Mike Walker, Co-chair for FMN Outreach, attended portions of this 5 day Zoom conference, representing FMN. This was the third annual “Taking Nature Black” conference and the first to be virtual. The conference organizers, largely led by staff from the Audubon Naturalist Society for the DC region, identified a large panel of speakers, almost a “Who’s Who” of Black professionals working on environmental or natural history programs in various federal and state agencies, like the National Park Service or Fish and Wildlife, academia and non-profits. For many it seemed like a welcome reunion and an opportunity to get refocused and rejuvenated after the pandemic issues of the past year.

The conference featured a number of interesting panel discussions, such as Novel Ways of Protecting Our Waterways, Birding While Black, Agriculture Innovations and Food Insecurity and Democracy in the Parks. Notable keynote presentations featured Dr. Drew Lanham, Professor of Wildlife Ecology, Clemson University, and Dr. Thomas Easley, Dean of Community and Inclusion at the Yale School of Forestry and Environmental Studies. The conference website “Taking Nature Black Conference” is well worth taking a look at.
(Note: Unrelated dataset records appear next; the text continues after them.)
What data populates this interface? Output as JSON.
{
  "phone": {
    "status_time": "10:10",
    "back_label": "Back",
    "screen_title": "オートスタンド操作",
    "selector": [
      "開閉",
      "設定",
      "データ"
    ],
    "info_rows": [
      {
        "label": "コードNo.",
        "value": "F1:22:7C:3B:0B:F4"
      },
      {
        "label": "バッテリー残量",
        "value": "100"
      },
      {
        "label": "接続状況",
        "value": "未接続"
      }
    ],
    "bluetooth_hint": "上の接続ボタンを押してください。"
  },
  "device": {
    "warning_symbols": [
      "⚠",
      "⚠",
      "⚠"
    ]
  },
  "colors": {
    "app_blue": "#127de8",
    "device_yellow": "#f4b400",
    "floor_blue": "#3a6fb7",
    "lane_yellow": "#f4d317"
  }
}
It was encouraging to see the diversity of interests represented by speakers on these panels, particularly regarding deep seated concerns to protect agricultural and undeveloped rural lands, issues that are also important to Master Naturalists. There was also a heavy emphasis on training for children and youth to appreciate and respect open spaces, particularly in urban settings. It was reassuring to learn that we have many allies in our effort to protect and preserve our natural environment.